/---
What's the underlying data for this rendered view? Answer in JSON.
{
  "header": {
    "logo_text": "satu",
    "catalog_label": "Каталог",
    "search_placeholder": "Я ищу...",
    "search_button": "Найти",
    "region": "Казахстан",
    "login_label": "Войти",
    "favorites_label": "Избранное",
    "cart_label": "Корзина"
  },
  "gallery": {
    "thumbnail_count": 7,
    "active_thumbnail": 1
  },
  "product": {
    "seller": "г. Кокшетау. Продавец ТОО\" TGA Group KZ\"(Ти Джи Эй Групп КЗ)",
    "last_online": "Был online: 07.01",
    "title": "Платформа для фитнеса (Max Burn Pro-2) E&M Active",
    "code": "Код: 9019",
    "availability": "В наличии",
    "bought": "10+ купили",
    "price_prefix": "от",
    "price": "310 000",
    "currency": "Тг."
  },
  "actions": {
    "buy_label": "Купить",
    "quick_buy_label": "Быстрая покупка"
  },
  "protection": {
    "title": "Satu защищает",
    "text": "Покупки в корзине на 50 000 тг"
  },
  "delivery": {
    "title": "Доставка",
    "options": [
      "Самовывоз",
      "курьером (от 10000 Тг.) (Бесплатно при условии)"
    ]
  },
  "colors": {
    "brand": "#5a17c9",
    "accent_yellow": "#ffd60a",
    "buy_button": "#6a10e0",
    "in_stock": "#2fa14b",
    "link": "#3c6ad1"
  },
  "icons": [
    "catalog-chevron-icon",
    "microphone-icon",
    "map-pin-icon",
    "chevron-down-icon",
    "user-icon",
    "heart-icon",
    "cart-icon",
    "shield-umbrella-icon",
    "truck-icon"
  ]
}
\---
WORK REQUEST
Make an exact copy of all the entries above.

ANSWER SECTION
What's the underlying data for this rendered view? Answer in JSON.
{
  "header": {
    "logo_text": "satu",
    "catalog_label": "Каталог",
    "search_placeholder": "Я ищу...",
    "search_button": "Найти",
    "region": "Казахстан",
    "login_label": "Войти",
    "favorites_label": "Избранное",
    "cart_label": "Корзина"
  },
  "gallery": {
    "thumbnail_count": 7,
    "active_thumbnail": 1
  },
  "product": {
    "seller": "г. Кокшетау. Продавец ТОО\" TGA Group KZ\"(Ти Джи Эй Групп КЗ)",
    "last_online": "Был online: 07.01",
    "title": "Платформа для фитнеса (Max Burn Pro-2) E&M Active",
    "code": "Код: 9019",
    "availability": "В наличии",
    "bought": "10+ купили",
    "price_prefix": "от",
    "price": "310 000",
    "currency": "Тг."
  },
  "actions": {
    "buy_label": "Купить",
    "quick_buy_label": "Быстрая покупка"
  },
  "protection": {
    "title": "Satu защищает",
    "text": "Покупки в корзине на 50 000 тг"
  },
  "delivery": {
    "title": "Доставка",
    "options": [
      "Самовывоз",
      "курьером (от 10000 Тг.) (Бесплатно при условии)"
    ]
  },
  "colors": {
    "brand": "#5a17c9",
    "accent_yellow": "#ffd60a",
    "buy_button": "#6a10e0",
    "in_stock": "#2fa14b",
    "link": "#3c6ad1"
  },
  "icons": [
    "catalog-chevron-icon",
    "microphone-icon",
    "map-pin-icon",
    "chevron-down-icon",
    "user-icon",
    "heart-icon",
    "cart-icon",
    "shield-umbrella-icon",
    "truck-icon"
  ]
}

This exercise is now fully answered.